- YOUR OBJECTIVE -
Search the material for lines containing the word "Developer", and copy each one.
DATA SHOWN: Begin
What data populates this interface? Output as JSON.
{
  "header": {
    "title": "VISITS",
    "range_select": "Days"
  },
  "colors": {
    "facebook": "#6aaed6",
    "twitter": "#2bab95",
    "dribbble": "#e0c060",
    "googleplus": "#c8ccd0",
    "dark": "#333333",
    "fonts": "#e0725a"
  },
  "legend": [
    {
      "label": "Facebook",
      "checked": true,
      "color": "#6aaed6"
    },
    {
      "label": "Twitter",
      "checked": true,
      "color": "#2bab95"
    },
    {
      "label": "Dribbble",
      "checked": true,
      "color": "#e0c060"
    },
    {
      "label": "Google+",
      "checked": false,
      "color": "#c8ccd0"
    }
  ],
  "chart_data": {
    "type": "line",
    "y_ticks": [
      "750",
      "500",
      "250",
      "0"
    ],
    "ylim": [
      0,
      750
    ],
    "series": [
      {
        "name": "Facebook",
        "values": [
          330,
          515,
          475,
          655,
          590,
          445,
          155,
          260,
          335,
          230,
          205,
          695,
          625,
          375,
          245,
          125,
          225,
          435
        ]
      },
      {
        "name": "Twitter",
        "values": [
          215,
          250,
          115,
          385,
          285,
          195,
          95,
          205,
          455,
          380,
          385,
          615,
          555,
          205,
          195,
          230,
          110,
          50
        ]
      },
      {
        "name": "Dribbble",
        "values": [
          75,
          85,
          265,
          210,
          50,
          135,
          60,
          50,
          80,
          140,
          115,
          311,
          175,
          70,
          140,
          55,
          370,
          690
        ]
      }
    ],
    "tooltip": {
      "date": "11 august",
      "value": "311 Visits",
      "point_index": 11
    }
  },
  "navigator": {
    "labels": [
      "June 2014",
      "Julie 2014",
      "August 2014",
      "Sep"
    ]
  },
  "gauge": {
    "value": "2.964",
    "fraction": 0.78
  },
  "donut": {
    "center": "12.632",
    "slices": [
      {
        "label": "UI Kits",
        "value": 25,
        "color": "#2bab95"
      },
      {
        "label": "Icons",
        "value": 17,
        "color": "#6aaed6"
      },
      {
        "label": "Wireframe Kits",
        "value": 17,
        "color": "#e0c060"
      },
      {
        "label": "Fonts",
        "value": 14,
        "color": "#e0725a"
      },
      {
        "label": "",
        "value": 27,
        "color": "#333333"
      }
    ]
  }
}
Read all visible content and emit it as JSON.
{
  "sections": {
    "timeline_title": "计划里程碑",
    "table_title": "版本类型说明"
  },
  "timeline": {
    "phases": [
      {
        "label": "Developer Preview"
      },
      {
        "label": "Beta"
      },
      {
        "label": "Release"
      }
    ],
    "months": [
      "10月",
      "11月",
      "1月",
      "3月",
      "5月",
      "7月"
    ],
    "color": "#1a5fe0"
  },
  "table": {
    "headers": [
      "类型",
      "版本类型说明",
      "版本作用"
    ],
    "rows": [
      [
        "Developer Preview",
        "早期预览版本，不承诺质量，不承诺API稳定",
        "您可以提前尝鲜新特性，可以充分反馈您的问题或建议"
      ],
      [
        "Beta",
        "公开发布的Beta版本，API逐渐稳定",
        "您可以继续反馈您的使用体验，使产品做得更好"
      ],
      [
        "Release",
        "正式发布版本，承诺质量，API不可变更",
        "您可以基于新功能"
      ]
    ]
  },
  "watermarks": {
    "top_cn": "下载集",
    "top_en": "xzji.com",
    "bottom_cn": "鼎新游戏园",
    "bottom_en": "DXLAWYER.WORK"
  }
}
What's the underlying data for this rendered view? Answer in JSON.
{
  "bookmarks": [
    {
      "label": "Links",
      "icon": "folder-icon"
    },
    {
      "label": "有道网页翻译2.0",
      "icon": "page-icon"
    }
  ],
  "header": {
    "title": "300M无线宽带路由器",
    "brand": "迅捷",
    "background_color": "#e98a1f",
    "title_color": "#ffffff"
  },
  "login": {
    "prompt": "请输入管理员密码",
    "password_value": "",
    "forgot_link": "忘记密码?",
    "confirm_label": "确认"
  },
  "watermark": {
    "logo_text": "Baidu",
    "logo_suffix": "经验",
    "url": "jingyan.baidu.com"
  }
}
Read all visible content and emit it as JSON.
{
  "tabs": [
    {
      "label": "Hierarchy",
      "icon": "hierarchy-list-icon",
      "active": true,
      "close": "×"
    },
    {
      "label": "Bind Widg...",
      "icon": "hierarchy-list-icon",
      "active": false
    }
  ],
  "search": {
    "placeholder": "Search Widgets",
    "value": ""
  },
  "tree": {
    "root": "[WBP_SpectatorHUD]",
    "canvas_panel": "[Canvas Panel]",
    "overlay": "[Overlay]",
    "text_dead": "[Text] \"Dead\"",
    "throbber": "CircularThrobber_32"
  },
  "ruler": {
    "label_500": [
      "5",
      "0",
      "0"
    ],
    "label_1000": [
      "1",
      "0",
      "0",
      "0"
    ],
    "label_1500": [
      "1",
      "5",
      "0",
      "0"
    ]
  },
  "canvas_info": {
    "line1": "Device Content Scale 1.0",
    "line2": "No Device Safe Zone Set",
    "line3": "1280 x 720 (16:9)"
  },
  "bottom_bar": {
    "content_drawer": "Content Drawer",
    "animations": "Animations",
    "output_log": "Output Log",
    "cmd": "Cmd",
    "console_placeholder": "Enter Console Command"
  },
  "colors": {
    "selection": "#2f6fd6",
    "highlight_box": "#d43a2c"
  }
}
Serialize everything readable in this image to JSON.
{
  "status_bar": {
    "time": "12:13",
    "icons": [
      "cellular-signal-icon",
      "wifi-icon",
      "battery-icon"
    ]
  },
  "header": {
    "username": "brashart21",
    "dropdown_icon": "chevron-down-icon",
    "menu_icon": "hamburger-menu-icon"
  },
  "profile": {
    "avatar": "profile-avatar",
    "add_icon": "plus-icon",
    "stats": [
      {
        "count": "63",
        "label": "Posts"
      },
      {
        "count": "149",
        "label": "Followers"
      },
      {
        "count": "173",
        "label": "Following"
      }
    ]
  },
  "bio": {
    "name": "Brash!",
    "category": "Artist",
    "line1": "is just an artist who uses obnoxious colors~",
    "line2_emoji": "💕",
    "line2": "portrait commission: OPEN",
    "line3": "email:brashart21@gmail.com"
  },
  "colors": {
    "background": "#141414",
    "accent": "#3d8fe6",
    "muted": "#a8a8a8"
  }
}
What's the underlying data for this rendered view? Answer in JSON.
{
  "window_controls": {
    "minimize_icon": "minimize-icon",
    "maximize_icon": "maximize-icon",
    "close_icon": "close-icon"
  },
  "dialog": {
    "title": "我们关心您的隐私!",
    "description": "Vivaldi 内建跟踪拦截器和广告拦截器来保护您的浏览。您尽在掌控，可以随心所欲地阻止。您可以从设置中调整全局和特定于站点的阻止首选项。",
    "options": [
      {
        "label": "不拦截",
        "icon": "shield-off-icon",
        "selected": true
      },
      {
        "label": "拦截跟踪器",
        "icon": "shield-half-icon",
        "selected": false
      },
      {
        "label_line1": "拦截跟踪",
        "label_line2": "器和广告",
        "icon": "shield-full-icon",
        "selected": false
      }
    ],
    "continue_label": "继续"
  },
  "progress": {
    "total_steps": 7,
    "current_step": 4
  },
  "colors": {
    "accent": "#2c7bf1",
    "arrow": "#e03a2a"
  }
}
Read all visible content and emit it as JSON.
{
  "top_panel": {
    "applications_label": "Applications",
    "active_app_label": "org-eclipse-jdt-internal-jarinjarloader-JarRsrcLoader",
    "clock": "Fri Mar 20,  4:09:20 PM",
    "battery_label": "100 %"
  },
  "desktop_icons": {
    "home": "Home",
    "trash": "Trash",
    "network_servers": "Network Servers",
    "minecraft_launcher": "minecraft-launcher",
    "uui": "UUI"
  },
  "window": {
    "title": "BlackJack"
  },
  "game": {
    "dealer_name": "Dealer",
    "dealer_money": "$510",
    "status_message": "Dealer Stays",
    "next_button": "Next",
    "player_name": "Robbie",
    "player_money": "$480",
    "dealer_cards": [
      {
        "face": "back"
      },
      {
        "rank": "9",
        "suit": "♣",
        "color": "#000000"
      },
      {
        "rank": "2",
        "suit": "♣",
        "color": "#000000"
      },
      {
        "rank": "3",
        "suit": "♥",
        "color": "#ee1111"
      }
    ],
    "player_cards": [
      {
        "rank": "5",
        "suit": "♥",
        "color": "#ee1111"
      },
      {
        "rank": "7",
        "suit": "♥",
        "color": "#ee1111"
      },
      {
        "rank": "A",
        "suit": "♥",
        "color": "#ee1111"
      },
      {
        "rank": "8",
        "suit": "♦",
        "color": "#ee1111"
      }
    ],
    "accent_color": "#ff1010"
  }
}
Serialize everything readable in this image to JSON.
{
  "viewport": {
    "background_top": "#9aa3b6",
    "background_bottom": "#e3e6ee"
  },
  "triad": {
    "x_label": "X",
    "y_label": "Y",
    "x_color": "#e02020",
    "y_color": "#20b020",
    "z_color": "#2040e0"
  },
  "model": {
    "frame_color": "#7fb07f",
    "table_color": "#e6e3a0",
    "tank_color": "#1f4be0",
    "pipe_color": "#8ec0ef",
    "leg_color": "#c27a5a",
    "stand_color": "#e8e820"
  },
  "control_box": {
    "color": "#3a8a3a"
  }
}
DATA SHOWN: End
- WRITTEN RESPONSE -
        "label": "Developer Preview"
        "Developer Preview",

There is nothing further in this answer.